Singapore remains open to suitably qualified and skilled foreign workers in order to fill any gaps in its workforce. The competitiveness of Singapore’s workforce is one of the key criteria for foreign companies who prefer Singapore to alternative Asian jurisdictions to locate their companies. The World Economic Forum’s ‘2016 Global Competitiveness Report’ ranks Singapore #2 in terms of labor/employee relations.
|Social Security Contribution||
Employer Contribution Rate: 16% of employee’s basic salary.
Maximum monthly employer contribution: S$960/month
Employer Contribution Rate: 4.5% of insurable earning (capped at US$40,300 as of 2016)
|Payroll Tax||No||Employer Contribution Rate – 2% or 6% of the remuneration/deemed remuneration paid to employees
Self-Employed Persons Contribution Rate: 10% or 14%
Singapore’s IP regime is consistently recognized as one of the most robust in the world by several international surveys. Singapore is ranked fourth in the world and top in Asia for having the best IP protection in the World Economic Forum’s ‘Global Competitiveness Report 2017/2018’. Likewise the U.S. Global Intellectual Property Center’s ‘International IP Index 2016’ had ranked Singapore as top in Asia for our IP environment.
In 2015, BVI revised their somewhat antiquated IP regime and introduced sweeping changes with their Trademark Act which came into effect on 1 September 2015. The overhaul was long overdue and we will have to wait and see how the stakeholders respond to the new regime.
The status of a jurisdiction’s IP regime is reflective of its innovation-enabling environment, i.e. the availability of quality resources, such as human, capital and infrastructure to help promote and incubate innovation efforts.
It has been noted that there is a direct correlation between the strength of the IP regime and the availability of human, technical and financial capital available for innovation activities. Since Singapore’s IP regime is mature and robust, many companies choose it over other jurisdictions as the location for their R&D centers.
Politics and Bureaucracy
Both Singapore and BVI are democratic and politically stable economies. There are no territorial threats or internal tensions in either jurisdiction. Singapore’s bureaucracy is regarded as one of the most efficient in the world and the Political and Economic Risk Consultancy (PERC) had ranked it the best in a 2010 survey. The BVI bureaucracy is comparable and similarly business friendly.

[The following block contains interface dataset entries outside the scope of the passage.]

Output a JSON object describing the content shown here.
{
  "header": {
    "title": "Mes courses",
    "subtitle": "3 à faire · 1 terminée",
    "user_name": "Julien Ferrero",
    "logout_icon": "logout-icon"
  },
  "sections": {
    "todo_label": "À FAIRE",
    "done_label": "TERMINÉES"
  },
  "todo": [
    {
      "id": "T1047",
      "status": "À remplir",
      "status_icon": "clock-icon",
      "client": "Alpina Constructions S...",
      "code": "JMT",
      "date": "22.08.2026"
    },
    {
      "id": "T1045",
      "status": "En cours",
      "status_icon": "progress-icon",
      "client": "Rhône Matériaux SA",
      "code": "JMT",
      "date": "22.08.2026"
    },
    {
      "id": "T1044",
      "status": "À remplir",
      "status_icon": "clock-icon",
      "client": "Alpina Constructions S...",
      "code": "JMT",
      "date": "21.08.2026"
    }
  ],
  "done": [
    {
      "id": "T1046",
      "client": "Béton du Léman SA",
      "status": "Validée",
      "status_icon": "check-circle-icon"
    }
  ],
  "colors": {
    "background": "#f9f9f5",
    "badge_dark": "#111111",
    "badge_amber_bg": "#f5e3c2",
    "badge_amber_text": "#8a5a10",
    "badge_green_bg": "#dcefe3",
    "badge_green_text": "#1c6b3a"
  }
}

As an island state and territory, Singapore and BVI respectively, offer a vibrant lifestyle amidst stunning nature. Both jurisdictions are comparable when it comes to the quality of life, in terms of housing, personal safety environmental quality, and political and economic stability. Singapore’s far larger population and infrastructure however dictate that public facilities, entertainment, culture and nightlife are far more diverse than BVI’s. Additionally, Singapore as a mature, autonomous and developed country with a significant population offers a comprehensive healthcare system, first class education as well as transportation infrastructure and other services.
Singapore offers a multitude of options when it comes to education, with public, private and international institutions available throughout the country. Likewise healthcare services are robust with world-class specialists, hospitals and caregivers. Visiting BVI requires a flight via Puerto Rico or another Caribbean island which has flights to the USA and/or Europe. Conversely, Singapore, as an international aviation transit hub, commands excellent connectivity and is ranked 25th in the Quality of Living 2018 report compiled by Mercer.
Singapore is not only an ideal place for locating a business that trades or invests across border but also an excellent location to live, work and play.